Next stop: cannery row. All the ripe tomatoes had been gathered, and it was time to peel, trim, and cook them for canning. We started with 1 and 1/2 5-gallon buckets full, and ended with 9 quarts of delicious, beautiful tomatoes. We mix together the red and yellow tomatoes, and they look pretty together. Our family has an old "comfort food" recipe which is simply canned tomatoes with sliced hard-boiled eggs mixed in. It doesn't sound all that special, but it is really good. I know that sometime in the coming winter, I'll be cooking up some eggs and SO glad to have the tomatoes.
After cleaning up a little bit, I went outside to see if there were any new kinds of butterflies out on the bushes. This little brown guy was feasting. All the shades of tawny, tans, and brown make up a beautiful muted pattern that is made even more attractive by the sheen that the sun added.
Then, much later, after a round of bacon, lettuce and tomato sandwiches, we went outside to find a whole colony of sphinx moths. Several of them were on the 4 o'clocks. The one I took a picture of was drinking from a cleome. These things scare me. They are twice the size of a hummingbird that was sharing the clump of 4 o'clocks with them yesterday. Not only that, but they occasionally zoom right at you - as if to scare you off. It works! A couple of flashes from the camera really gets them perturbed.

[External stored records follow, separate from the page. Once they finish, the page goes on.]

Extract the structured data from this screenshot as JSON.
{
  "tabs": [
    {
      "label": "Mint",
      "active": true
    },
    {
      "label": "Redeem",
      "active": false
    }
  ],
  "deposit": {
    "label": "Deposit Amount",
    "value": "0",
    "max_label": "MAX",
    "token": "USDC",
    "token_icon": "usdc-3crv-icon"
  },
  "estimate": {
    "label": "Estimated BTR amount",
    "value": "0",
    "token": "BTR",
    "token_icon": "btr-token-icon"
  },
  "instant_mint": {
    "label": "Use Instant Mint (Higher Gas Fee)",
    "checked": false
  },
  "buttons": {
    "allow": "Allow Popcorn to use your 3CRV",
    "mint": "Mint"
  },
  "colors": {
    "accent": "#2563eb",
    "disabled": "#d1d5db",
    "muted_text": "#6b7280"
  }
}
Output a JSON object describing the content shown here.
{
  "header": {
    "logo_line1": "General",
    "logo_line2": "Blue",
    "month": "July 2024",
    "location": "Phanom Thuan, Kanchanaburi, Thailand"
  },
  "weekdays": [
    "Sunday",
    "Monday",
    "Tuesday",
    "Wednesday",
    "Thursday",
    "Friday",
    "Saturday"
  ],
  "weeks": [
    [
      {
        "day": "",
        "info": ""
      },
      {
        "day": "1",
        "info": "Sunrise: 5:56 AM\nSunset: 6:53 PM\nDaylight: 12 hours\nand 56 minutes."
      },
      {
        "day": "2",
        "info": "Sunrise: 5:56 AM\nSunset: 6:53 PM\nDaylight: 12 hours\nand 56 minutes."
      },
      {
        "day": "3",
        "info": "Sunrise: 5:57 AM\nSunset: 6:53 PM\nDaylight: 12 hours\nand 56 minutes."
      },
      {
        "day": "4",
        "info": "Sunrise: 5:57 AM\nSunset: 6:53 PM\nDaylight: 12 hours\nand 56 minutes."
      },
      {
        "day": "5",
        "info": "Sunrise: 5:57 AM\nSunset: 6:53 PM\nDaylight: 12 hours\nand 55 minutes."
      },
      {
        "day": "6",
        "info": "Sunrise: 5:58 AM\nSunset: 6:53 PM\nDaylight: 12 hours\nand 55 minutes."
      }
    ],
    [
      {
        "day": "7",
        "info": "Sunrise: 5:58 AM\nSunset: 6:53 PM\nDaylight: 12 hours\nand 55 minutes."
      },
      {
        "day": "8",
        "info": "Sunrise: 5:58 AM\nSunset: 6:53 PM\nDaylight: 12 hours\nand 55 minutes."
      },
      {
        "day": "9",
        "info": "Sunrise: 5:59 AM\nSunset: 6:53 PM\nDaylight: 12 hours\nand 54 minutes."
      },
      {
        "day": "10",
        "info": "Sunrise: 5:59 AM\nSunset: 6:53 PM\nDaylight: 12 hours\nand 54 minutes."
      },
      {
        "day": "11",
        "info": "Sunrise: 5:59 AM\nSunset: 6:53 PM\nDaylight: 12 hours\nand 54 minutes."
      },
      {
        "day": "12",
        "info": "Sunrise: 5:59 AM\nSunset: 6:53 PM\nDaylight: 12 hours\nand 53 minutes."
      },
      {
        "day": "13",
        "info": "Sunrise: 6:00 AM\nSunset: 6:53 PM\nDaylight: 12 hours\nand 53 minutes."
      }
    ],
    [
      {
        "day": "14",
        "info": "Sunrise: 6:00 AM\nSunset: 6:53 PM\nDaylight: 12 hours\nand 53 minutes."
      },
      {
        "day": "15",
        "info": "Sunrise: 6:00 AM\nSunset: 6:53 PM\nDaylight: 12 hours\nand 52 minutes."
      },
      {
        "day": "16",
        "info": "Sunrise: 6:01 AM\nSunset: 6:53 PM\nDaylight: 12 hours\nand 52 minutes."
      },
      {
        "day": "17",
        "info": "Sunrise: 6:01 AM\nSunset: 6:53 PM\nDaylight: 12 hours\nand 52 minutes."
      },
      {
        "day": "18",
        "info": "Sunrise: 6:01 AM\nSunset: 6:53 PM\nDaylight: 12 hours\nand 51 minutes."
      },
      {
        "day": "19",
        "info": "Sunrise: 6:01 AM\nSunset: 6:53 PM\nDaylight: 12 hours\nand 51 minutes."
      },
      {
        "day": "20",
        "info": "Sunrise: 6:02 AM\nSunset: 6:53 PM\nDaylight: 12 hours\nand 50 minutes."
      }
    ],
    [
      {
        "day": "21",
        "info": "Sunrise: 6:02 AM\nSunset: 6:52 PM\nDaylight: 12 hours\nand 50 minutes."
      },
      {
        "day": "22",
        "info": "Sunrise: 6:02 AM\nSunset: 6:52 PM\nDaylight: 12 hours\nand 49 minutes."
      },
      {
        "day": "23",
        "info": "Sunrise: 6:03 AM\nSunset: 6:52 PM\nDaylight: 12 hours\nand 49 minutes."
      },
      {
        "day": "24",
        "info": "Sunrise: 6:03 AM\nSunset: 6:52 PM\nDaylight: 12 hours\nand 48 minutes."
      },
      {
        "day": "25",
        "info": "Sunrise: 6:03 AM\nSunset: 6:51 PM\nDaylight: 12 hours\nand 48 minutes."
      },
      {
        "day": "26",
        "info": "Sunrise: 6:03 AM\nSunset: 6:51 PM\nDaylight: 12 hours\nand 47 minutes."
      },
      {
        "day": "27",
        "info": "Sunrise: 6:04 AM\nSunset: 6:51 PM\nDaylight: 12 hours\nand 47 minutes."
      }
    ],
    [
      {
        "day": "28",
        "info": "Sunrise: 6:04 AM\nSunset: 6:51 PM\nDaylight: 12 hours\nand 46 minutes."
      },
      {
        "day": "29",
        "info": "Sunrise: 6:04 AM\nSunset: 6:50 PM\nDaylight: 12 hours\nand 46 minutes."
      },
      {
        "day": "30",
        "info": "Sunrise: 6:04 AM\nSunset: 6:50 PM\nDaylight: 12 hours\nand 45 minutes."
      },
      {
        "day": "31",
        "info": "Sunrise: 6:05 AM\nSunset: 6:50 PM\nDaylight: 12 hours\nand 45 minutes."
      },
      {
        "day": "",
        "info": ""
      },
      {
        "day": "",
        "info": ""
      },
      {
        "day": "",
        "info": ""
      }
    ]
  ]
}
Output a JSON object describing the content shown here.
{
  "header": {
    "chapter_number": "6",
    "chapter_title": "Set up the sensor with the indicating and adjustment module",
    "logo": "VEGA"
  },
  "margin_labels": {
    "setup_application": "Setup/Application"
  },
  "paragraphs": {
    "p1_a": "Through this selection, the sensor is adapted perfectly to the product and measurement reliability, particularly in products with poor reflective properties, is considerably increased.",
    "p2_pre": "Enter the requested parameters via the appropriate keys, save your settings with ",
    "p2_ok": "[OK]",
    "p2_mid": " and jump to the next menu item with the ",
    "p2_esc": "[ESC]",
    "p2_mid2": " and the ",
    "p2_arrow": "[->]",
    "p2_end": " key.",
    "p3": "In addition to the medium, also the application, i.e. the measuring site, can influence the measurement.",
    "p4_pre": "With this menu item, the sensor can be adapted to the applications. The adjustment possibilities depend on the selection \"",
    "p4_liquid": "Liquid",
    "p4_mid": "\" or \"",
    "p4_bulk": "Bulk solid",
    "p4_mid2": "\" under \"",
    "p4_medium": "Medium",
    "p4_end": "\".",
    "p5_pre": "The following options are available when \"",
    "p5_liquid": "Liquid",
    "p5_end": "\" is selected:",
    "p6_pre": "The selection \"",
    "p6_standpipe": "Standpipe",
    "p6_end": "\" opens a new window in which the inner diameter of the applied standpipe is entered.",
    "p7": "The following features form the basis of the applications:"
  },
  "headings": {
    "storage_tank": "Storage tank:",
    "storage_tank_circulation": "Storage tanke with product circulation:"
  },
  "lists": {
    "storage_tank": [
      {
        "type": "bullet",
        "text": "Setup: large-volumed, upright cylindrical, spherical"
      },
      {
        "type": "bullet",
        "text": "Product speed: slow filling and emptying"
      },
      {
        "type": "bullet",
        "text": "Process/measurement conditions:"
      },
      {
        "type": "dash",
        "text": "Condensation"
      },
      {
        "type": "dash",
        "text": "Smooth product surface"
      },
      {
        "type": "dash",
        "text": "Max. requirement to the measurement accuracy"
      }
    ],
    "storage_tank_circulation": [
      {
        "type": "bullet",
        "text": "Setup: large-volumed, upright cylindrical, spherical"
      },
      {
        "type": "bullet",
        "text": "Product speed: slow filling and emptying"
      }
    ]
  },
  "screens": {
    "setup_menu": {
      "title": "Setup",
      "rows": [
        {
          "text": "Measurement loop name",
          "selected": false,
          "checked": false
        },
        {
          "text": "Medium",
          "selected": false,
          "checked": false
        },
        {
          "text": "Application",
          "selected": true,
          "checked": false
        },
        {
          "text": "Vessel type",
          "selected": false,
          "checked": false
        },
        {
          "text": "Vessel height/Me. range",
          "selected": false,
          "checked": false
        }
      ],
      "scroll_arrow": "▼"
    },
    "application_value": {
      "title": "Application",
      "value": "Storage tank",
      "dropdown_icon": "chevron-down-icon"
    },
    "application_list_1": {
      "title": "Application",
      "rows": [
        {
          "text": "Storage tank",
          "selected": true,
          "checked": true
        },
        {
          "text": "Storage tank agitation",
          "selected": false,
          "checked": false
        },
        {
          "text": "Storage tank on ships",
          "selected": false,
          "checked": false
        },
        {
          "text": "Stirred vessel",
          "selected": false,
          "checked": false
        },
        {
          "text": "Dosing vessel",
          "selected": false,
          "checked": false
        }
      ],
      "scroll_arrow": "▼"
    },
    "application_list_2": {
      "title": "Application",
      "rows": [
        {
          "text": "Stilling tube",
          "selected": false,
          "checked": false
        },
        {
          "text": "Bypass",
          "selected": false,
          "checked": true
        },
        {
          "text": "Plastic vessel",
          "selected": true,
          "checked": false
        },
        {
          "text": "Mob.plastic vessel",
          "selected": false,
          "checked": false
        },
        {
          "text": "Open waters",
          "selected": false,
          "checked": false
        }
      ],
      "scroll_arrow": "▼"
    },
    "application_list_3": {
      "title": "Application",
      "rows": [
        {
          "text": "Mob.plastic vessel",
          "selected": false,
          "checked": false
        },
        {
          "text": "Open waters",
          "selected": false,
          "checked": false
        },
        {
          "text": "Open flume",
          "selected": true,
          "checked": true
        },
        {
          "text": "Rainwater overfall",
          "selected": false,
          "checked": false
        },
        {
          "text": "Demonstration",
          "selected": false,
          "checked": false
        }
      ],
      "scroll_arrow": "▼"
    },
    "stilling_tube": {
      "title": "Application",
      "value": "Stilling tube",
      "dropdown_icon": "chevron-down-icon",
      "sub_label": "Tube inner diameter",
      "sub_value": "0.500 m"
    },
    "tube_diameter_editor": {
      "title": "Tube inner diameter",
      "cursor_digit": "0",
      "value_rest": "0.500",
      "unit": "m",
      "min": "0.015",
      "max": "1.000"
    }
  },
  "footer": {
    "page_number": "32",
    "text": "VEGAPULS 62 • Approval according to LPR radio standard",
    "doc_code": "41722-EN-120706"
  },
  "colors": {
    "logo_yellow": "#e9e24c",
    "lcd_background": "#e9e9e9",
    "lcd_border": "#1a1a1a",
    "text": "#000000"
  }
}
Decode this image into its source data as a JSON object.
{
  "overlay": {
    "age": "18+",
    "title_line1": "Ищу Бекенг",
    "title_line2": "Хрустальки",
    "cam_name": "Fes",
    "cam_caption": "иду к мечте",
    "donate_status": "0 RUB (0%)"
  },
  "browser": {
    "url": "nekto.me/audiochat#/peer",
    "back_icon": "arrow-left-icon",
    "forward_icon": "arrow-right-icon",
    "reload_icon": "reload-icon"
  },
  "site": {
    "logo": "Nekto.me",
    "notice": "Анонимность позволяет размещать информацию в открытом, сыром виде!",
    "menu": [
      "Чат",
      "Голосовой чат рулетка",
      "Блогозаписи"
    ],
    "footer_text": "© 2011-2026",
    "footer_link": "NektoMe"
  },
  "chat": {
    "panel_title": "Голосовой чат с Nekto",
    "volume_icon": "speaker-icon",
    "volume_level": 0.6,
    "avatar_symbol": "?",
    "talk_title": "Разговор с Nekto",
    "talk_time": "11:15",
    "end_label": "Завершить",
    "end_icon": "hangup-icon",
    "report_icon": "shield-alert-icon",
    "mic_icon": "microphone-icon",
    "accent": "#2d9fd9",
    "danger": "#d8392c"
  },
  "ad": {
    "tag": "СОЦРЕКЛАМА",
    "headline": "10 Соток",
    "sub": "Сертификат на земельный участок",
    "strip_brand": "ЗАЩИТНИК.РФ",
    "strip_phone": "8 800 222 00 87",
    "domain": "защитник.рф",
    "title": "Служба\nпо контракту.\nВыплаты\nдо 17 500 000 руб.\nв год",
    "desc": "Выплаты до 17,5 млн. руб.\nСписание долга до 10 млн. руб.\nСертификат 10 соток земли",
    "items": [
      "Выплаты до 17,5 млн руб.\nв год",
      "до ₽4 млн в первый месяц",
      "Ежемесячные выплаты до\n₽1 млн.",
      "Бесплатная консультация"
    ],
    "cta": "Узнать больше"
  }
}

There is always something going on around here. Today Bob decided to let the chickens out for a little play time. They are fairly new, and the plan is for them to be free-range. Well, they left for the day and we have no idea where they went. Bob worried about them (after that nasty turkey incident with the neighbors) and went looking a few times during the day. In fact I knew when he stuck his head out the back door and crowed trying to lure them back, I was sure that image would never leave my mind. Just before dusk, they started to straggle in. First the rooster, then 3 of the girls. "Comby" and "Stubby" were the last of the girls to finally come home. Bob says they are grounded for a week. That'll teach 'em.